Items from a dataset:
== Segment start ==

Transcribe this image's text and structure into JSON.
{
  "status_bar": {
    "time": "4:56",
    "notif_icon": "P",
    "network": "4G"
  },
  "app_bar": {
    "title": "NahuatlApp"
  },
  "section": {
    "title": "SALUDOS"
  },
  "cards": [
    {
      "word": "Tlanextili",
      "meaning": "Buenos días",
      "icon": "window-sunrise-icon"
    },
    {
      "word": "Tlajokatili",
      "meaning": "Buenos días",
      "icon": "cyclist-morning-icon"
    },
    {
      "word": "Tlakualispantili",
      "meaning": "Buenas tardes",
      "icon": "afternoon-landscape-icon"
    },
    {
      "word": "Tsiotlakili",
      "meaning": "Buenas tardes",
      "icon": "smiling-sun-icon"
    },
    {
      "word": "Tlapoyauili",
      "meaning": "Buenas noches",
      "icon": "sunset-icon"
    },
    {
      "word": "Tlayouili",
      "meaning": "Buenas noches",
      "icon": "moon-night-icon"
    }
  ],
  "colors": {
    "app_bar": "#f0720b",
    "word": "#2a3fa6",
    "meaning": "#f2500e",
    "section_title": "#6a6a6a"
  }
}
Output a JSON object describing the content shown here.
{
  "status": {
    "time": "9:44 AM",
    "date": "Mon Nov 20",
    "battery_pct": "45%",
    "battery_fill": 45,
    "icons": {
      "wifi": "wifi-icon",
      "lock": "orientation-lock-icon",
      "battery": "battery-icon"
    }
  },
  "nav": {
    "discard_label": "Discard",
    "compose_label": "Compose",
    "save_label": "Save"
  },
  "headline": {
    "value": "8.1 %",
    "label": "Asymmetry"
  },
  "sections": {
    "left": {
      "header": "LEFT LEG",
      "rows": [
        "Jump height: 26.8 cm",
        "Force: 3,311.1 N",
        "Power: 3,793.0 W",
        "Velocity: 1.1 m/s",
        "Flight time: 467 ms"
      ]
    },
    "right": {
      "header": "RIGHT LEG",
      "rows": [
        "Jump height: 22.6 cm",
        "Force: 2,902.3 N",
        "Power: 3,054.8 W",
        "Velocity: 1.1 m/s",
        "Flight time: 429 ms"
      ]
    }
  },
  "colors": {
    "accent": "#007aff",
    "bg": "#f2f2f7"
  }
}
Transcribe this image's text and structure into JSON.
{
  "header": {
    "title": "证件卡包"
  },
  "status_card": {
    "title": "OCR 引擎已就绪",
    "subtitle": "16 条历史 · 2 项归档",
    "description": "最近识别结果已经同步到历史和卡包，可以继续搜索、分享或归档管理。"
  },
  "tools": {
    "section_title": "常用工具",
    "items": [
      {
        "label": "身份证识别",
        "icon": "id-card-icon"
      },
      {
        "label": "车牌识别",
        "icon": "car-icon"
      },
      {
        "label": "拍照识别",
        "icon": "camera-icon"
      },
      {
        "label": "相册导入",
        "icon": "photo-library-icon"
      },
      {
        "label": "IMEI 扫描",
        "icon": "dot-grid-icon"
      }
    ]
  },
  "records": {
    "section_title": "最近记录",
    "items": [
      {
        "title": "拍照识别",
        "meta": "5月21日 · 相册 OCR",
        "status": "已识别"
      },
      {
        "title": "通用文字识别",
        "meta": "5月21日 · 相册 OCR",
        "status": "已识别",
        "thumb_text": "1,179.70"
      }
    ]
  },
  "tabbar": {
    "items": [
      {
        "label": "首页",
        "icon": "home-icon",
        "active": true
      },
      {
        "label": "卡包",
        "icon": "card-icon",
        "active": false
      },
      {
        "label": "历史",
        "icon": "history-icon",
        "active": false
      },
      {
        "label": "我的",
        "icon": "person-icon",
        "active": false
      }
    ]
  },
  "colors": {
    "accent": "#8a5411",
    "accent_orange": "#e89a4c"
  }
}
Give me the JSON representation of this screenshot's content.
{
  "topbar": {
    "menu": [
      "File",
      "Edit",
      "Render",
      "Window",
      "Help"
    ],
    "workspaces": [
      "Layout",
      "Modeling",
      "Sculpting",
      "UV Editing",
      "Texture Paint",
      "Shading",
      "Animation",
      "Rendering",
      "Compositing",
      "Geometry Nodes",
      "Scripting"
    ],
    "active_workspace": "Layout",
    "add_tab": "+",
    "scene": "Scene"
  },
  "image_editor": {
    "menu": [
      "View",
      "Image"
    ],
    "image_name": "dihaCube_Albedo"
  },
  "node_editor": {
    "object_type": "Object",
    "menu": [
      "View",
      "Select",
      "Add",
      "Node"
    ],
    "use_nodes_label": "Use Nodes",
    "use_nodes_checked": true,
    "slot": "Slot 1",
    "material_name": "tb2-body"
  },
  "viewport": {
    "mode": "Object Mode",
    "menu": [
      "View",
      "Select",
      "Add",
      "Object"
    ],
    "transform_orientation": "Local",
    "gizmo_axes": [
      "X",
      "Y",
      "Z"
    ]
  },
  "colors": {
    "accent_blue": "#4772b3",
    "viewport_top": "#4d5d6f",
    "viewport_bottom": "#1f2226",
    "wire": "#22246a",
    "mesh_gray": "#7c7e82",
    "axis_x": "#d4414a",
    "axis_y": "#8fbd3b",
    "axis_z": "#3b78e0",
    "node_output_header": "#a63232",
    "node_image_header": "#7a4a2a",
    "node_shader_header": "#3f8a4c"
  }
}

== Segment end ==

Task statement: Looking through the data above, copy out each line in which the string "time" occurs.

Written answer:
    "time": "4:56",
    "time": "9:44 AM",
        "Flight time: 467 ms"
        "Flight time: 429 ms"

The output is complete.